And, 95% of the population left underserved, holding less than threshold level investable assets facing a global economic and social emergency.

Transparency had proven a strong disinfectant, as evidence emerged that the hidden cost of intermediation far outweighed the benefits, as the late Jack Bogle, liked to say, “nobody knows nothing”.

Armies of ex-FI’s left high and dry. Populations of disintermediated, abandoned. The end of a paradigm.

What was wrong with it all?


What mattered least to the bankers mattered most to their clients. What mattered more to unaccountable hierarchies was value extraction, perpetrated by the supposition of the FI planning model.

“Accumulate for the best part of 50 years on the bet you can buy freedom in the last 16.”

Everything was measured by a price tag. The pension pots. The sum assured. The critical yield. Nothing else mattered.

Exhaustive for the client. Often destructive, where planning stages were missed. Selling product. Mis selling products. Treating the money as the client, and not the customer.

Let me introduce a new paradigm.

Non-Intermediating Financial Planning.

Treat the client as the customer, and not the money.

Plan the client first, then put in place the financial architecture to support them.

Here there is a productive planning cycle, of repeated mini cycles of succession, decumulation, crystallisation, preservation, and accumulation … as the client lives a life well lived. And, creates a meaningful life and something bigger than themselves.

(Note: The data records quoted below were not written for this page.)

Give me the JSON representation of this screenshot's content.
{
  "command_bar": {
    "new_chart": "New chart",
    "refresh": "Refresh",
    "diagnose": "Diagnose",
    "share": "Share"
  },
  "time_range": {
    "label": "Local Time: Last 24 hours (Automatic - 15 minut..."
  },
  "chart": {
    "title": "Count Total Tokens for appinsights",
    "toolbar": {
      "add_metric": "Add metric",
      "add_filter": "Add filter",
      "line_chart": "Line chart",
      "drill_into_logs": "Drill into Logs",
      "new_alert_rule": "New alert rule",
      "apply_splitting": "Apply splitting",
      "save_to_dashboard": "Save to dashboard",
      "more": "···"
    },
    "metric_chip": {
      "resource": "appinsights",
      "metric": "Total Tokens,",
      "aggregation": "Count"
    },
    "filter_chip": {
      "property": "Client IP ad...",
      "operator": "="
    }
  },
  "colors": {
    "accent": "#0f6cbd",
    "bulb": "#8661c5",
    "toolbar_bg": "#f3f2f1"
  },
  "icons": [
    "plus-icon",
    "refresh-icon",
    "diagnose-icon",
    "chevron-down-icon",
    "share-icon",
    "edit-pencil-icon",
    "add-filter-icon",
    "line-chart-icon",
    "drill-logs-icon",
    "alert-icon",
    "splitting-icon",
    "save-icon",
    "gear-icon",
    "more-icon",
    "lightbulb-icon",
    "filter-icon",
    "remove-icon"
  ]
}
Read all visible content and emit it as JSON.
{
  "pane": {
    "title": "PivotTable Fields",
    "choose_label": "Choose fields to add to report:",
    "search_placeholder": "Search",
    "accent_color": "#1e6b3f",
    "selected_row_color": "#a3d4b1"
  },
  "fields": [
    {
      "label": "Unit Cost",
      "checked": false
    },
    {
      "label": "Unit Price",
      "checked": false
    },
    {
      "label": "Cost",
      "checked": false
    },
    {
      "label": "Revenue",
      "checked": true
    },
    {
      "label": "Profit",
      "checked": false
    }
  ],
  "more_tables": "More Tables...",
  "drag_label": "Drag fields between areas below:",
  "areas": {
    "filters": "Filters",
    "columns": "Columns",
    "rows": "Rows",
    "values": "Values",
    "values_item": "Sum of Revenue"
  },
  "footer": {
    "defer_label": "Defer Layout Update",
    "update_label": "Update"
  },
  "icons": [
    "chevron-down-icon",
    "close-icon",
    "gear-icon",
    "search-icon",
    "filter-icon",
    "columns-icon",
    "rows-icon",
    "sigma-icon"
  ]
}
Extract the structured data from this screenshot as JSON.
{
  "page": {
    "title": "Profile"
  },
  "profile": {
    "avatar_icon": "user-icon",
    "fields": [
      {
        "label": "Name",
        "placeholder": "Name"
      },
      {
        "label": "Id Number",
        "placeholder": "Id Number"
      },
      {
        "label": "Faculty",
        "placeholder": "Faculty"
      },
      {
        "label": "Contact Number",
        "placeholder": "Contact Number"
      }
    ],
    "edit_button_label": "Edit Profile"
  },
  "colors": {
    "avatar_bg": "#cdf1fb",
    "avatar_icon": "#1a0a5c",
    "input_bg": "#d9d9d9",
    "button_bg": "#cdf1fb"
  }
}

The opposite to the exhaustive cycles proffered by the parasitic wealth extraction industry.

There is a focus on exposing the highway robbers and creating wealth in every area of the client’s life: mental, physical, emotional, spiritual, and financial.

Here, plans are sold, not products.

What if, there was a wall between advice and product?

“If you don’t have a plan, you become part of someone else’s.” – Terence Kemp McKenna

Here we can employ the armies of ex-FIs to serve the populations of disintermediated with an NIFP model, that’s very different …

Instead of feeling stuck in a rut … this model delivers the client from suffering to wisdom, to security, to freedom, to a lasting legacy.

This new paradigm requires a new way of thinking. A new way.

It can be delivered online.

It can be delivered from anywhere to anywhere. From any point in the global village to any other.

Here’s the thing …

If you plan the money before you plan the client the process is exhaustive for the client … it diminishes the life of the client to a number.

If you miss out planning the money … or miss out planning the life … the outcome is destructive for the client.

If the plan is someone else’s … that’s just highway robbery.

If you plan the client’s life before you plan the money the result is productive.

This is the productive cycle from creation to manifestation, I call the GAME Plan.

NIFP is the reverse of the FI.

That’s why you can’t just lift and drop FP into a Non-Reg FP business.

That’s why you should join our Adviser Network, instead of just setting up another company to do the FP work.

The Academy of Life Planning is a Global Online Non-Intermediating Financial Planning Network, we provide professional help and support for our global community of life & money planners serving a native and/or expat clientele across UK, Europe, Asia, and USA.